ENERPAC Australasia has introduced its Think Safety training program designed to improve workplace health, safety and efficiency in industries where hydraulic equipment is used extensively.
The training and certification courses are run for groups of 5-25 people conducted in their own workplace.
Participants typically include apprentices, fitters, riggers, foremen, supervisors, maintenance staff and other users of hydraulic equipment.
The course is suitable for industries such as construction, engineering, government utility, infrastructure utility, manufacturing, materials handling, metal fabrication, mining, mineral processing, petroleum and resources, rescue, transport, workshop and primary production.
The courses incorporate presentations, practical demonstrations, safety and maintenance audits of existing equipment and individual course participant assessments leading to Certificates of Achievement.
No charge is made for the courses, beyond repairs requested to any equipment discovered to be deficient.
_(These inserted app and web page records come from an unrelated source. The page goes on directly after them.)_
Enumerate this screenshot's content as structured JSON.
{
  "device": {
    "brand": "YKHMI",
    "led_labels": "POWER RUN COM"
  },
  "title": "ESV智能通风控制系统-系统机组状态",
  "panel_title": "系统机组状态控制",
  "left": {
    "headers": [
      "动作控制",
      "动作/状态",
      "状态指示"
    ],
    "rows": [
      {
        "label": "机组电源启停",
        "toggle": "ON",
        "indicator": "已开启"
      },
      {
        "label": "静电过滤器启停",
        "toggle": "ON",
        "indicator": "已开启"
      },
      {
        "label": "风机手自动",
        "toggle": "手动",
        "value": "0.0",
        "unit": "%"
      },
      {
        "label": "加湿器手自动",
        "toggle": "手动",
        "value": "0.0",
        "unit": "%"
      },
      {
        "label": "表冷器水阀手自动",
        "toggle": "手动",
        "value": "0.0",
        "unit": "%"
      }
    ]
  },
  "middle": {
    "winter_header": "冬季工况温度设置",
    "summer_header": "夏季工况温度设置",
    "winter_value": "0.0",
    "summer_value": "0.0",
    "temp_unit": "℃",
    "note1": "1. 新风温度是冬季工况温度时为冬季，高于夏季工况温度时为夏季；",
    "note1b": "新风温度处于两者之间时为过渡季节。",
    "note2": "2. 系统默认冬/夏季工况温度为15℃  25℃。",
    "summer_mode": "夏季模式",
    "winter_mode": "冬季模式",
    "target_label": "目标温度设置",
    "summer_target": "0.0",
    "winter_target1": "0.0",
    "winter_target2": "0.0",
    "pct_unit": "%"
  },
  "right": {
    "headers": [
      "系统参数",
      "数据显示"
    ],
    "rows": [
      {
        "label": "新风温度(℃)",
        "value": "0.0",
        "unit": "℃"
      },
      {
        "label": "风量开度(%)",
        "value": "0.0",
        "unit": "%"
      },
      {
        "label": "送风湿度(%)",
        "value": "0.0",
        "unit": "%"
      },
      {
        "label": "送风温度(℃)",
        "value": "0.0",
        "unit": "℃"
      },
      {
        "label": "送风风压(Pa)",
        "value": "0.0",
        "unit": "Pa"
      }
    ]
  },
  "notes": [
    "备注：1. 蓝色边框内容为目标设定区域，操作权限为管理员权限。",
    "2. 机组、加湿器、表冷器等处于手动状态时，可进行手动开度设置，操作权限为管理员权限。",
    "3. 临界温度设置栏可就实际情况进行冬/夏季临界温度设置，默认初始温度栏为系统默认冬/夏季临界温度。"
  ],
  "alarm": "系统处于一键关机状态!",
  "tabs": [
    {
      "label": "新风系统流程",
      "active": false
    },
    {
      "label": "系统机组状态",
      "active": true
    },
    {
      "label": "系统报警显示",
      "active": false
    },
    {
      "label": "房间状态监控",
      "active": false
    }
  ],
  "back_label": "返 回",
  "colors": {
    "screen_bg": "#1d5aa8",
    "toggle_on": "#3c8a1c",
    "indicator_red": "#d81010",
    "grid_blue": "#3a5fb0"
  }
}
Courses are conducted by Enerpac Territory Managers and Trainers qualified to all relevant industry and international standards.
The objectives of Think Safety courses include promoting workplace health and safety, reducing injuries and accidents by promoting correct usage practices and extending equipment life by promoting correct care and maintenance of hydraulic tools, according to Enerpac national sales manager, Pat Molloy.
"Skills and knowledge to be acquired including an understanding of the potential dangers of incorrect use of hydraulic tools which, in some of the worst cases of misuse, can literally explode and fire balls and fragments with the force of a shot,” he said.
“In other cases, something as simple as incorrect siting of tools or off-centre loads can compromise the stability of huge lifts and endanger everyone around them."
The training strategy of the Think Safety courses expands on previous courses and involves illustrated lectures, practical demonstrations and open discussions of actual workplace situations.
"By the end of a two-hour session, including a 15-minute questionnaire, we expect to help produce an outcome of fewer accidents, higher productivity, and longer life and more efficient functioning of hydraulic tools,” Molloy said.
"Our past experience has shown us that simple improvements such as basic understanding of hydraulic principles, tool operation and maintenance can produce dramatically better safety capabilities among staff at all levels.
"Hydraulics are so much a common part of an efficient workplace that people frequently tend to take them for granted, not realising how much better they can be used and how much more safely can be achieved with a little specialised training and knowledge."